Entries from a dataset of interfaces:
+-------+

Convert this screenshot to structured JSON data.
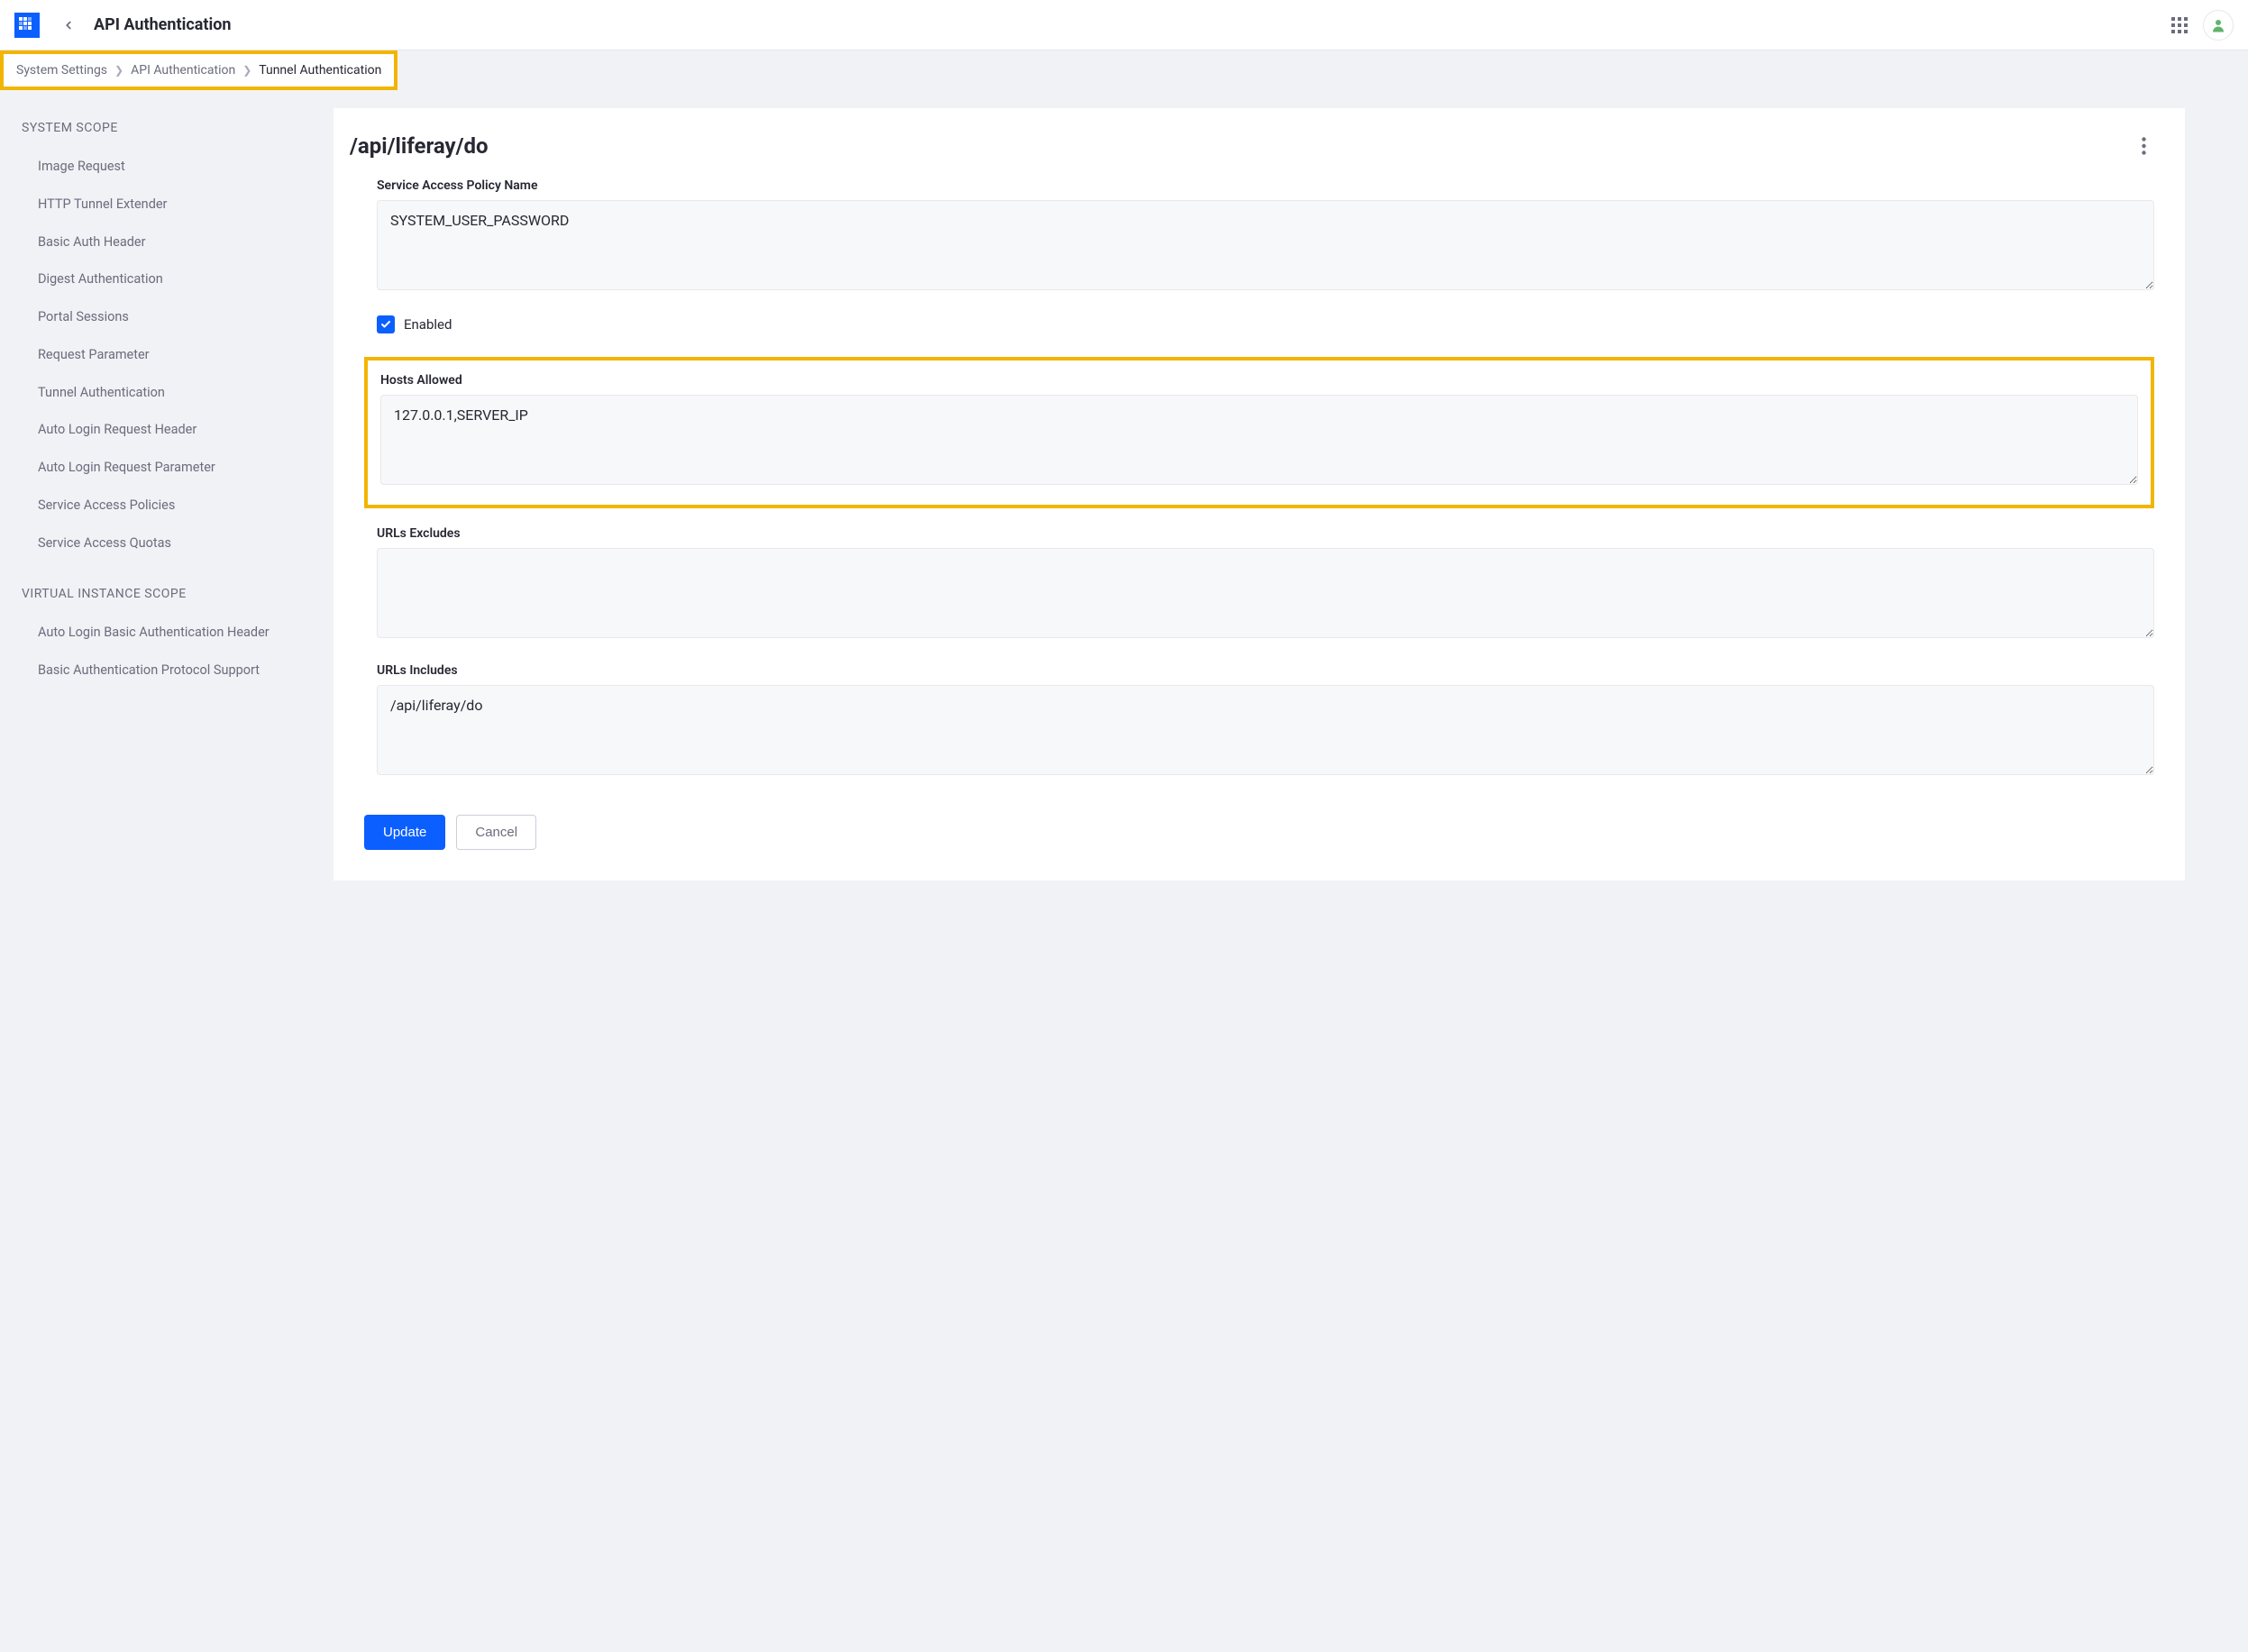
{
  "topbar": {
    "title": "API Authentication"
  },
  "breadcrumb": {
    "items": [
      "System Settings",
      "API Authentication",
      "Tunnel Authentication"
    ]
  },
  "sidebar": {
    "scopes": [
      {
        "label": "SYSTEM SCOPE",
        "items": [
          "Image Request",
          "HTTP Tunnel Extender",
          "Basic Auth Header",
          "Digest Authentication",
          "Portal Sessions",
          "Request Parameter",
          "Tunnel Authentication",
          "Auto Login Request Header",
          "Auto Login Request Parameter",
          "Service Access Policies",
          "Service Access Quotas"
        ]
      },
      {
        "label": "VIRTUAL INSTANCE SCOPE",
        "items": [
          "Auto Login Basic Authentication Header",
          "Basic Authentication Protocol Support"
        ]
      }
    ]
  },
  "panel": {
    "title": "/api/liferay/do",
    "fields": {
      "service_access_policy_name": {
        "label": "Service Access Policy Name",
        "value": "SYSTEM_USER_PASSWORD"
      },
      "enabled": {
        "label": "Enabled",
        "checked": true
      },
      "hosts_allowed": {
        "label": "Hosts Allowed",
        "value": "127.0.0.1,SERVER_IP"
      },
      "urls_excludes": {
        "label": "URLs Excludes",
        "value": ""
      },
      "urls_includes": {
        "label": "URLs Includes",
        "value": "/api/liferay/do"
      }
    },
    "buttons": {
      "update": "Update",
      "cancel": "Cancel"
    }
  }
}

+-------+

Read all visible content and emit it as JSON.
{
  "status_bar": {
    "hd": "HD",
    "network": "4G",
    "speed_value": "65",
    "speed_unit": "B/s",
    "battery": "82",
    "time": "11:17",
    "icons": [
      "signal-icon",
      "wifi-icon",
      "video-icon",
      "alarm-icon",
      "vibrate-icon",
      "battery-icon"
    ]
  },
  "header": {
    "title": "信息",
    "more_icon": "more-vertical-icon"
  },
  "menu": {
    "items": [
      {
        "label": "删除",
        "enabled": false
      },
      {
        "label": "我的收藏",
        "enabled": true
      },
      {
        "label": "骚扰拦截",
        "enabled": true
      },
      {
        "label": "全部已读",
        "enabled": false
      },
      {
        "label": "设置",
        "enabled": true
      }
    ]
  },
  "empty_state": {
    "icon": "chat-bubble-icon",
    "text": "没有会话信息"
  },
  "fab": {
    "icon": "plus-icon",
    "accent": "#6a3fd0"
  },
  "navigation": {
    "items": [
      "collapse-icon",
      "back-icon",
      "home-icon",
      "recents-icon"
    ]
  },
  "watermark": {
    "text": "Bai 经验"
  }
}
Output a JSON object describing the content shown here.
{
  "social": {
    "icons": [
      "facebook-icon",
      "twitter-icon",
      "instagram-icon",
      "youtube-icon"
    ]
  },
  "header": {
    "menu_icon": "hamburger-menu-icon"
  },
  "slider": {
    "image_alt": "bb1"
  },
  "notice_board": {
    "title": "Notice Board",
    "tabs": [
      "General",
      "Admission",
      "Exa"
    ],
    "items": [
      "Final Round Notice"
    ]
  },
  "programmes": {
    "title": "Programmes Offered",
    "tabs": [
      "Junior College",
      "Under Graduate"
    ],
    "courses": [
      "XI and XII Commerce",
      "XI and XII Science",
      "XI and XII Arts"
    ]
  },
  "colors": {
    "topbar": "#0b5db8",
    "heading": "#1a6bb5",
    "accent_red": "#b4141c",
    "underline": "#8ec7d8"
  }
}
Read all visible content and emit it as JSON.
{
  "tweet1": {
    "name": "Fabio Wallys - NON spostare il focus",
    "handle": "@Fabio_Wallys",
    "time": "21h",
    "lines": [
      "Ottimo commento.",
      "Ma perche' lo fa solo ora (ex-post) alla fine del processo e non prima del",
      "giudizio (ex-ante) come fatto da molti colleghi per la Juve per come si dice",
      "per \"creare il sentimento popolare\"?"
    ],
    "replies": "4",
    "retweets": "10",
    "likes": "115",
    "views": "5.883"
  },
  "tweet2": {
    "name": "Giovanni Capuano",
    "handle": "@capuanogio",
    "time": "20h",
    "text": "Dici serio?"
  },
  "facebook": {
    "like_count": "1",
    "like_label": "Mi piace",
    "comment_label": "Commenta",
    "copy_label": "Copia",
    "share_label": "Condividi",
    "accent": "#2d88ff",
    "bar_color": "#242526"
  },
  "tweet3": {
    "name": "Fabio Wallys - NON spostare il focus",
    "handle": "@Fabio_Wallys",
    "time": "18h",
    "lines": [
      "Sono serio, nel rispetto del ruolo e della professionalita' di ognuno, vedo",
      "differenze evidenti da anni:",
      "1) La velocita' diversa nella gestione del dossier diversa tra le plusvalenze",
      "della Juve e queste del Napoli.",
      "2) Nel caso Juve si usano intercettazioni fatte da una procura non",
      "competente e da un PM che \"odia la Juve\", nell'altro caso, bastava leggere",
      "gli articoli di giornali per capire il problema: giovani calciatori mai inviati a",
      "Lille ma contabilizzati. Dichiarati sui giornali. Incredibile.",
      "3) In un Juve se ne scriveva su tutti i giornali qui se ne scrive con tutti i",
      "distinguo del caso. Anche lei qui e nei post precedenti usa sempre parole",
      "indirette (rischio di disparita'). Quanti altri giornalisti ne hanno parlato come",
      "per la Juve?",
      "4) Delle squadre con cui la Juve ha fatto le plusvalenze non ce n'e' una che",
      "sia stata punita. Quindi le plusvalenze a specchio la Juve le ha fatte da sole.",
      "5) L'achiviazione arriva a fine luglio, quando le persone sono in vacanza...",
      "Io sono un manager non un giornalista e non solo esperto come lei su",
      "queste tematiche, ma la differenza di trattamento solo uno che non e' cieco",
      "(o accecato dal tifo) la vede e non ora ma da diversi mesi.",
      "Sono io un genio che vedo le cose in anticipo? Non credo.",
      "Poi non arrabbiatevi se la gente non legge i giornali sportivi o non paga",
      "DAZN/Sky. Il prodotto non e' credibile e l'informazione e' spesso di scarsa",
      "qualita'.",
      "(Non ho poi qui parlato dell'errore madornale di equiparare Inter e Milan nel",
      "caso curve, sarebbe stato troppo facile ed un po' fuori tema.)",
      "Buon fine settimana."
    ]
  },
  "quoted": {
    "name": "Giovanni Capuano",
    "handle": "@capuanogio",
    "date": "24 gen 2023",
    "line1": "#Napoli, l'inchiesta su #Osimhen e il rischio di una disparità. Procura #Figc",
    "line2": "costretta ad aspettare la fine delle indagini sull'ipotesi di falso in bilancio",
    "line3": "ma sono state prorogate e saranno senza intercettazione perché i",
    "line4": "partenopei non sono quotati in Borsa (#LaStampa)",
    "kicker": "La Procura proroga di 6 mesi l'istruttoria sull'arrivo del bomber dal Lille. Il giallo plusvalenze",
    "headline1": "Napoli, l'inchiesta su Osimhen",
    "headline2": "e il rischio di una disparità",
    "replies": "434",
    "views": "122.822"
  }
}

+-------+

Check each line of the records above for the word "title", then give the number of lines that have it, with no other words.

5